Entire governments crumble to powerful women. Women who have been locked up their entire lives roam the streets, free. Soon enough, they’re locking up and abusing the men, because they can.

Religions change. Sexual predilections change. New politicians are elected. New soldiers are trained.

“Allie thinks, God is telling the world that there is to be a new order. That the old way is overturned. The old centuries are done.”loc 681, ebook.

The new scourge of third world countries are powerful, uncontrolled women.

“He wounds three of the women in the leg or arm and the others are on him like a tide. There is a sound like eggs frying. When Tunde gets close enough to show what has been done, he is perfectly still, the twisted-vine marks across his face and neck so thick that his features are barely discernible.” loc 884, ebook.

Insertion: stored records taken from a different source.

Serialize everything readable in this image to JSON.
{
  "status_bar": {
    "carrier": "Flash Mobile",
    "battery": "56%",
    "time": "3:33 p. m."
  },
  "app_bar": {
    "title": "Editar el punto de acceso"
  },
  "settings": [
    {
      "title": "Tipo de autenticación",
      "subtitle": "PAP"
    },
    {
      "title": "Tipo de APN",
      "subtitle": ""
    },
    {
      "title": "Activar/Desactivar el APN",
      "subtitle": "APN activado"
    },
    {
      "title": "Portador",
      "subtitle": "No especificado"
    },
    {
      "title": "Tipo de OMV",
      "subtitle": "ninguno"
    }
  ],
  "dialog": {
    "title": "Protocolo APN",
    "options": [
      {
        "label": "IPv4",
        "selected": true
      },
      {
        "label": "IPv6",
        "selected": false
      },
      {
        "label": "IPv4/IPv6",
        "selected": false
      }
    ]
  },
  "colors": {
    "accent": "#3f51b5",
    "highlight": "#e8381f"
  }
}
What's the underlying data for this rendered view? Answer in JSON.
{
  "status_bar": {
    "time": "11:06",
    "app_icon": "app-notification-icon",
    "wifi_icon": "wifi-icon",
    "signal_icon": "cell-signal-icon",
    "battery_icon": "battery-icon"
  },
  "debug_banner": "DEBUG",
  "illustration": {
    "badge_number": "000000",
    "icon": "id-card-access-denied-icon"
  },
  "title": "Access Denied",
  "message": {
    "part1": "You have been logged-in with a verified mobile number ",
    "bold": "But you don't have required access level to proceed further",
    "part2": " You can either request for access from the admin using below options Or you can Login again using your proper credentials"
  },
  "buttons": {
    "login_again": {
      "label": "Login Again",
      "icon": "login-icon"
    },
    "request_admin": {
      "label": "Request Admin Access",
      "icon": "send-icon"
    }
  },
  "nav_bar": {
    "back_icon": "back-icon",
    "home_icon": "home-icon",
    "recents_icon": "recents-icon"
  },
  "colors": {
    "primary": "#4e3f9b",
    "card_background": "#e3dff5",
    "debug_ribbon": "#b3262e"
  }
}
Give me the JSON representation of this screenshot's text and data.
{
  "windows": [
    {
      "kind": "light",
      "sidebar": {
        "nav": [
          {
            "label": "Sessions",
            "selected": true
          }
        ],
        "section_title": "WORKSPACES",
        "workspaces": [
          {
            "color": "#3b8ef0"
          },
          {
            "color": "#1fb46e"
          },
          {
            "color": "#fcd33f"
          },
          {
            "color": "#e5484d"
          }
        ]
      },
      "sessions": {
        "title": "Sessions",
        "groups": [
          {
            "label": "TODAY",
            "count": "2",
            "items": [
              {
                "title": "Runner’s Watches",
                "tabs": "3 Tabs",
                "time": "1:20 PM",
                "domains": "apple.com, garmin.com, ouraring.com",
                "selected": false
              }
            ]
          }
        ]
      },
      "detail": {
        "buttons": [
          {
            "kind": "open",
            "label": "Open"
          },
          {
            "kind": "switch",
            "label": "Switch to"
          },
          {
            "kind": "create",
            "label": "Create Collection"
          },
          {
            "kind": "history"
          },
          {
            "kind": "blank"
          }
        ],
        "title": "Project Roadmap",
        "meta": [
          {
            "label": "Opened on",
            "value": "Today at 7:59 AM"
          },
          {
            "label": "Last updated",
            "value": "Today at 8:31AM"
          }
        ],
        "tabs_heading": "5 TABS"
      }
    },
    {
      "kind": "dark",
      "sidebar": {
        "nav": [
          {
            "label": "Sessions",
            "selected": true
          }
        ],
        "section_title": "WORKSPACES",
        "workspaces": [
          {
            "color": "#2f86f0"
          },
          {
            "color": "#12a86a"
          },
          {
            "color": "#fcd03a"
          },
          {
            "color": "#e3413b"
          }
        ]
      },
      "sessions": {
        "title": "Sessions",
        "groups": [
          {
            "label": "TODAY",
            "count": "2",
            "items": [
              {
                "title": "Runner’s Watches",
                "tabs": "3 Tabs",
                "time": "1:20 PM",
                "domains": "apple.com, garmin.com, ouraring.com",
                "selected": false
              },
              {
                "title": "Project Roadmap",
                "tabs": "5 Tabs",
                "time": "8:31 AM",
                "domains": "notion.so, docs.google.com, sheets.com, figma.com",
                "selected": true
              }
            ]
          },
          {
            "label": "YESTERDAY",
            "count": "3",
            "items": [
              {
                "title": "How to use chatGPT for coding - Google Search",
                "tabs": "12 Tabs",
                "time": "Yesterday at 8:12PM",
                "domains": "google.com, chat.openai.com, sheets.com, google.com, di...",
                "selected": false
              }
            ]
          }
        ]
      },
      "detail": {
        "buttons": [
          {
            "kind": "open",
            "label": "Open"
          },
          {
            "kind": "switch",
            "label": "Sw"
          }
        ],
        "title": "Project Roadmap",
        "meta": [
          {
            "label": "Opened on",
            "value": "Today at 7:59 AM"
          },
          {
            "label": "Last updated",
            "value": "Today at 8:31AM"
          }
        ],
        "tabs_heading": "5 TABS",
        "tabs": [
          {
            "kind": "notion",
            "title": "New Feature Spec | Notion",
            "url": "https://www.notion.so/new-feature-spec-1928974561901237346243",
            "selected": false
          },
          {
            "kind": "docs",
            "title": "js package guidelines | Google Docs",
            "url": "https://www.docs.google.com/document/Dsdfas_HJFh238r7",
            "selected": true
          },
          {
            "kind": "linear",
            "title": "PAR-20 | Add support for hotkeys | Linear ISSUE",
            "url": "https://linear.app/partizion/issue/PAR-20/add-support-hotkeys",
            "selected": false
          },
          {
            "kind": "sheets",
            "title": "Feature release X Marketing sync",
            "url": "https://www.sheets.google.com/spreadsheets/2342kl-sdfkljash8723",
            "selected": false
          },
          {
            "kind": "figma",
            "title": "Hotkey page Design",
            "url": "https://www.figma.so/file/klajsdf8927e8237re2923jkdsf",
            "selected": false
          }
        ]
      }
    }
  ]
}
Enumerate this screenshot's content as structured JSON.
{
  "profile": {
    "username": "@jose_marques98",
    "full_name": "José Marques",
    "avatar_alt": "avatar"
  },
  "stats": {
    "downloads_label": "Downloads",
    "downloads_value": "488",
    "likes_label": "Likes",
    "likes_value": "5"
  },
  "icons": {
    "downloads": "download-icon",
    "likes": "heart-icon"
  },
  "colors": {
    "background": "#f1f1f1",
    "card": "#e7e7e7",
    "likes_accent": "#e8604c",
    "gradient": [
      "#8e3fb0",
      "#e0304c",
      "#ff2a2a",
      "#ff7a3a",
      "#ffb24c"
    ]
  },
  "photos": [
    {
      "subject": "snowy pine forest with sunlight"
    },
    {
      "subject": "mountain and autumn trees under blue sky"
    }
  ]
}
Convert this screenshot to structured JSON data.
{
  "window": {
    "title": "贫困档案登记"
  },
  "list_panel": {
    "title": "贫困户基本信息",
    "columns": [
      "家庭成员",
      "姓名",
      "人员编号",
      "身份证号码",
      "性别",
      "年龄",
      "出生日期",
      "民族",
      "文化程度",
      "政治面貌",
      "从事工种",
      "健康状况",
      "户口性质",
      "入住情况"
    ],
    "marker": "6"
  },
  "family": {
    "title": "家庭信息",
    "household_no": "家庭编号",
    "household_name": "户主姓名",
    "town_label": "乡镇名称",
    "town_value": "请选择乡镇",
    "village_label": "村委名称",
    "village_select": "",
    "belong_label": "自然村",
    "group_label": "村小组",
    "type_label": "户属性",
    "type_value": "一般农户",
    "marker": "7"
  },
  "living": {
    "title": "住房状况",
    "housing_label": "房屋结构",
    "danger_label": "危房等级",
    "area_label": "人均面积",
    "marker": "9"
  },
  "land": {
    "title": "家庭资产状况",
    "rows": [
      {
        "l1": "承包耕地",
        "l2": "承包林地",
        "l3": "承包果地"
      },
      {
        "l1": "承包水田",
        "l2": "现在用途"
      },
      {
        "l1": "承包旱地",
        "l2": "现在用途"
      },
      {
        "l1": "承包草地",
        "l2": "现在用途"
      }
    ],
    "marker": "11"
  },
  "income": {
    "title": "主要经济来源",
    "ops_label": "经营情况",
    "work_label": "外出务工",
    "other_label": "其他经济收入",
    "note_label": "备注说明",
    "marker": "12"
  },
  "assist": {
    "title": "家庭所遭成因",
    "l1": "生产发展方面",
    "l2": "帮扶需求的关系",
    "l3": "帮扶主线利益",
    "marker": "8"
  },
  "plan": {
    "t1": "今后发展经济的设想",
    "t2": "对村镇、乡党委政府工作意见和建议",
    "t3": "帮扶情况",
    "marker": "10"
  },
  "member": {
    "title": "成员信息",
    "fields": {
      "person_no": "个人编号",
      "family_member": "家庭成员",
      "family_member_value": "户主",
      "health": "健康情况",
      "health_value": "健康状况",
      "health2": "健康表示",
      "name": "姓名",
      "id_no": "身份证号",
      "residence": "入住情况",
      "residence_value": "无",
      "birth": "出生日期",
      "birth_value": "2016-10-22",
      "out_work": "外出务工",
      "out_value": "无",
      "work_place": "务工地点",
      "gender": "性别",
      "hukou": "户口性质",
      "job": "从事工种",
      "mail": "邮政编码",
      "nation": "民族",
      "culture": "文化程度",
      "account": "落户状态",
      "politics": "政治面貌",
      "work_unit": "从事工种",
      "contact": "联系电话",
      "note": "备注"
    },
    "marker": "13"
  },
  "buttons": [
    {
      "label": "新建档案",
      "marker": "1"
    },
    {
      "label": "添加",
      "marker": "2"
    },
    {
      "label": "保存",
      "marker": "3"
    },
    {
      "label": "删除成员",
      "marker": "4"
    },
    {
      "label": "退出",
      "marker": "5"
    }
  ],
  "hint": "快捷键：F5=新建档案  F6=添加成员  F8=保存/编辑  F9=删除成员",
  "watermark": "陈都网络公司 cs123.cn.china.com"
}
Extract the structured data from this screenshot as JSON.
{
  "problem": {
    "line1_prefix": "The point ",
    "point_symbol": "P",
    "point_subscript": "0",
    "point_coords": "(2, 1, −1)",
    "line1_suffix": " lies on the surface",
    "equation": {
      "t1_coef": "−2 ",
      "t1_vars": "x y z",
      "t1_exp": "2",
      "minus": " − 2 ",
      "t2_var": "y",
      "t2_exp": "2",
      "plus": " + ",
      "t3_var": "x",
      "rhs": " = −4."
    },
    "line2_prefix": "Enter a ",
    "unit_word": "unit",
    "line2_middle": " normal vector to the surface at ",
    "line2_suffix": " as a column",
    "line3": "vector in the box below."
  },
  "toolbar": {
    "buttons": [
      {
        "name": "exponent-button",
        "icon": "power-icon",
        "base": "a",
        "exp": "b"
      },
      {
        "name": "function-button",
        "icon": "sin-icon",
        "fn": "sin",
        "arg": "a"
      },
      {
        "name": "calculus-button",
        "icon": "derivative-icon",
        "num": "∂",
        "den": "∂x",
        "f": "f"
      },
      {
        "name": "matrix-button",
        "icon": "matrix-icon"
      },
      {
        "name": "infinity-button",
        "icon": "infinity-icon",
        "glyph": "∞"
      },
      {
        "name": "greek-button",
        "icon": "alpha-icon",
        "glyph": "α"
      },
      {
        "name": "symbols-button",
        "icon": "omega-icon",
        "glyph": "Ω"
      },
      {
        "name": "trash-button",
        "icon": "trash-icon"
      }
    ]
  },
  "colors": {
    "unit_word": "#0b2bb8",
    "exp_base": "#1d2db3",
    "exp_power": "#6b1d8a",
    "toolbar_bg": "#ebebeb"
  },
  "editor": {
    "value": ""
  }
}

I think book clubs may find plenty to talk about in this book- if they can make it through. There are some very disturbing scenes.

“Gender is a shell game. What is a man? Whatever a woman isn’t. What is a woman? Whatever a man is not. Tap on it and it’s hollow. Look under the shells: it’s not there.” loc 4780, ebook.

In a time when so many women may feel powerless or voiceless, The Power may speak directly to them. It is, as I’ve said, a disturbing book, but also a conversation starter.

To quote Victor Hugo: Nothing is as powerful as an idea whose time has come. And, in my mind, it was the perfect time for this book to be written.

Thank you to NetGalley for a free digital copy of this book and thanks for reading.